(Page and application data records)
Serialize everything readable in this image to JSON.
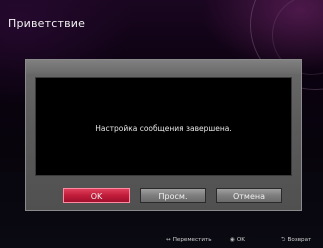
{
  "window": {
    "title": "Приветствие"
  },
  "dialog": {
    "message": "Настройка сообщения завершена.",
    "buttons": {
      "ok_label": "OK",
      "view_label": "Просм.",
      "cancel_label": "Отмена"
    }
  },
  "hint_bar": {
    "move": {
      "icon": "left-right-arrows-icon",
      "glyph": "↔",
      "label": "Переместить"
    },
    "ok": {
      "icon": "ok-button-icon",
      "glyph": "◉",
      "label": "OK"
    },
    "back": {
      "icon": "return-arrow-icon",
      "glyph": "⮌",
      "label": "Возврат"
    }
  },
  "colors": {
    "accent_selected": "#c01c3a",
    "button_default": "#7e7e7e",
    "panel": "#5c5c5c",
    "message_bg": "#000000"
  }
}
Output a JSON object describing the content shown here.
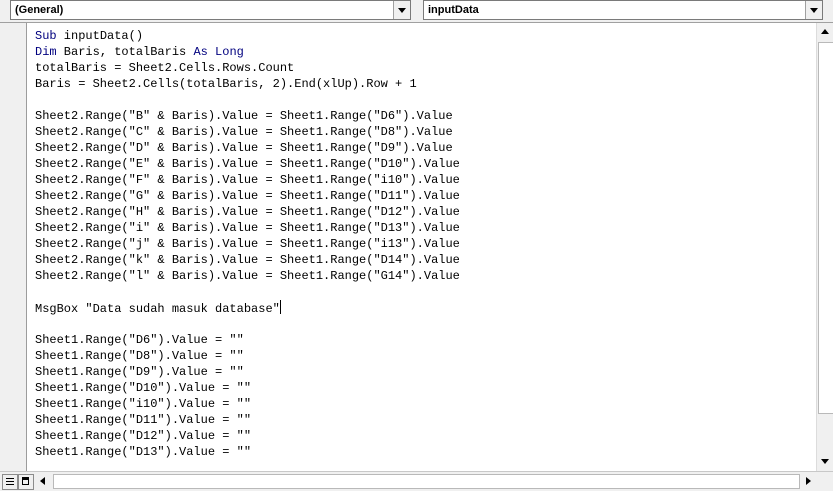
{
  "header": {
    "object_combo": "(General)",
    "procedure_combo": "inputData"
  },
  "code_lines": [
    [
      {
        "t": "Sub",
        "k": true
      },
      {
        "t": " inputData()"
      }
    ],
    [
      {
        "t": "Dim",
        "k": true
      },
      {
        "t": " Baris, totalBaris "
      },
      {
        "t": "As",
        "k": true
      },
      {
        "t": " "
      },
      {
        "t": "Long",
        "k": true
      }
    ],
    [
      {
        "t": "totalBaris = Sheet2.Cells.Rows.Count"
      }
    ],
    [
      {
        "t": "Baris = Sheet2.Cells(totalBaris, 2).End(xlUp).Row + 1"
      }
    ],
    [],
    [
      {
        "t": "Sheet2.Range(\"B\" & Baris).Value = Sheet1.Range(\"D6\").Value"
      }
    ],
    [
      {
        "t": "Sheet2.Range(\"C\" & Baris).Value = Sheet1.Range(\"D8\").Value"
      }
    ],
    [
      {
        "t": "Sheet2.Range(\"D\" & Baris).Value = Sheet1.Range(\"D9\").Value"
      }
    ],
    [
      {
        "t": "Sheet2.Range(\"E\" & Baris).Value = Sheet1.Range(\"D10\").Value"
      }
    ],
    [
      {
        "t": "Sheet2.Range(\"F\" & Baris).Value = Sheet1.Range(\"i10\").Value"
      }
    ],
    [
      {
        "t": "Sheet2.Range(\"G\" & Baris).Value = Sheet1.Range(\"D11\").Value"
      }
    ],
    [
      {
        "t": "Sheet2.Range(\"H\" & Baris).Value = Sheet1.Range(\"D12\").Value"
      }
    ],
    [
      {
        "t": "Sheet2.Range(\"i\" & Baris).Value = Sheet1.Range(\"D13\").Value"
      }
    ],
    [
      {
        "t": "Sheet2.Range(\"j\" & Baris).Value = Sheet1.Range(\"i13\").Value"
      }
    ],
    [
      {
        "t": "Sheet2.Range(\"k\" & Baris).Value = Sheet1.Range(\"D14\").Value"
      }
    ],
    [
      {
        "t": "Sheet2.Range(\"l\" & Baris).Value = Sheet1.Range(\"G14\").Value"
      }
    ],
    [],
    [
      {
        "t": "MsgBox \"Data sudah masuk database\""
      }
    ],
    [],
    [
      {
        "t": "Sheet1.Range(\"D6\").Value = \"\""
      }
    ],
    [
      {
        "t": "Sheet1.Range(\"D8\").Value = \"\""
      }
    ],
    [
      {
        "t": "Sheet1.Range(\"D9\").Value = \"\""
      }
    ],
    [
      {
        "t": "Sheet1.Range(\"D10\").Value = \"\""
      }
    ],
    [
      {
        "t": "Sheet1.Range(\"i10\").Value = \"\""
      }
    ],
    [
      {
        "t": "Sheet1.Range(\"D11\").Value = \"\""
      }
    ],
    [
      {
        "t": "Sheet1.Range(\"D12\").Value = \"\""
      }
    ],
    [
      {
        "t": "Sheet1.Range(\"D13\").Value = \"\""
      }
    ]
  ],
  "caret_line": 17,
  "colors": {
    "keyword": "#00007f",
    "text": "#000000",
    "editor_bg": "#ffffff",
    "chrome_bg": "#f0f0f0"
  },
  "icons": {
    "object_dropdown": "chevron-down-icon",
    "procedure_dropdown": "chevron-down-icon",
    "scroll_up": "arrow-up-icon",
    "scroll_down": "arrow-down-icon",
    "scroll_left": "arrow-left-icon",
    "scroll_right": "arrow-right-icon",
    "procedure_view": "procedure-view-icon",
    "full_module_view": "full-module-view-icon"
  }
}
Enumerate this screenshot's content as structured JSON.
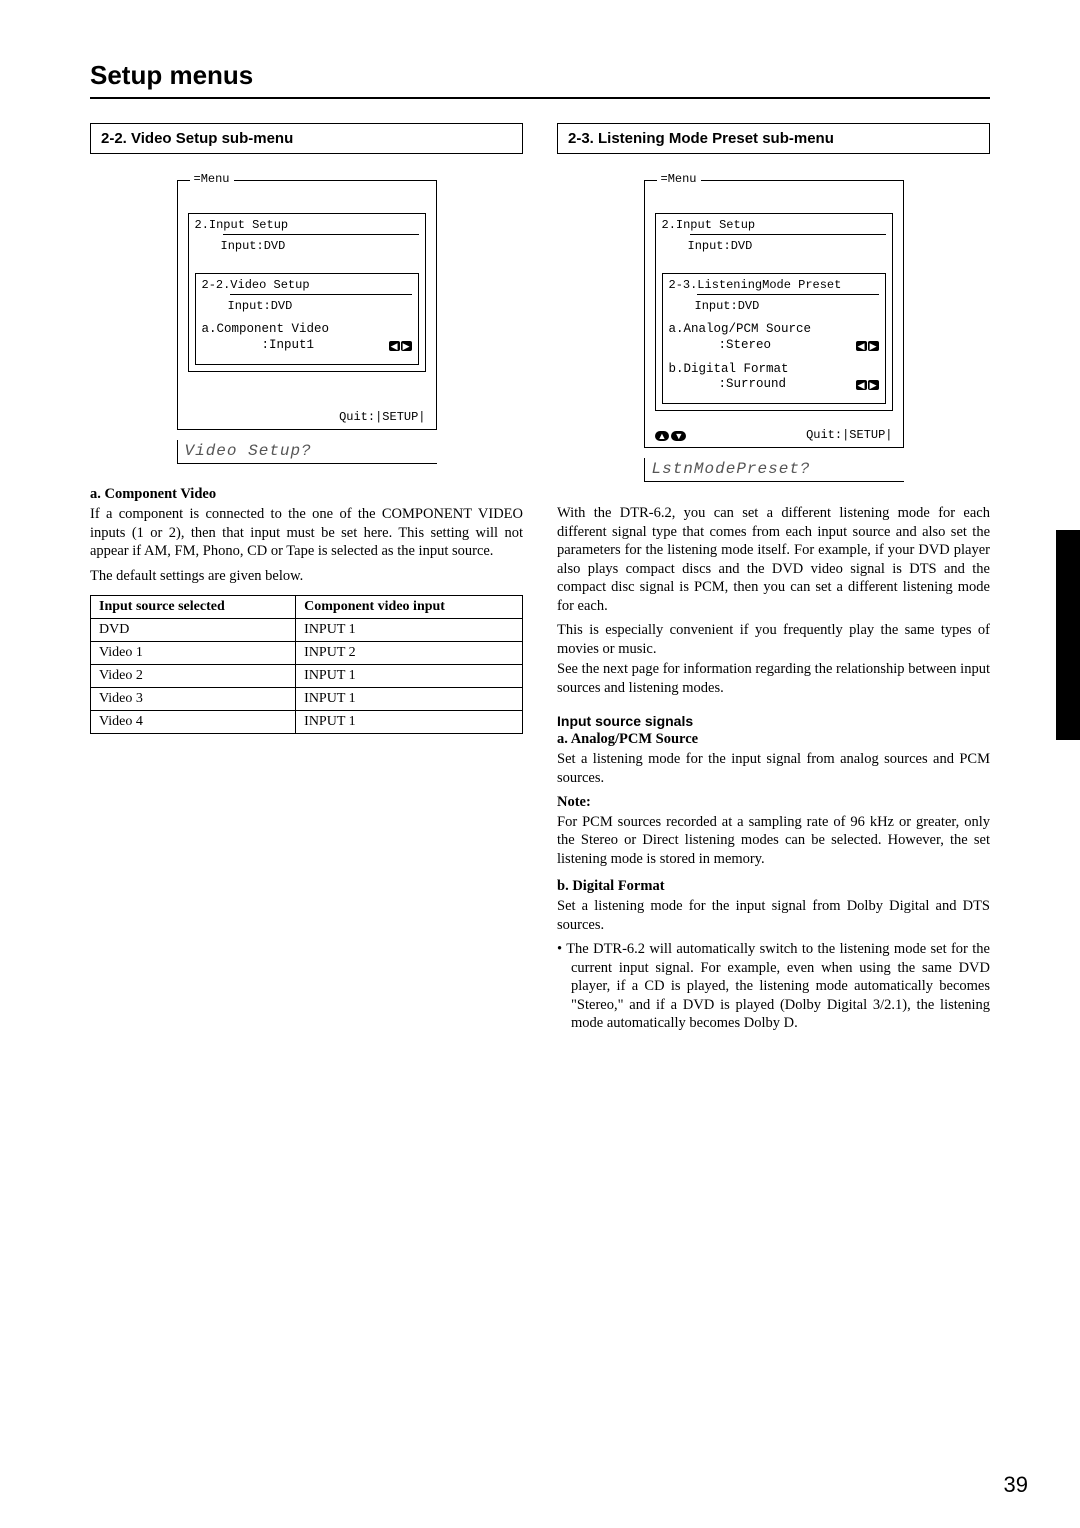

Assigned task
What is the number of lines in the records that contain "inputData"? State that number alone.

Problem solution
2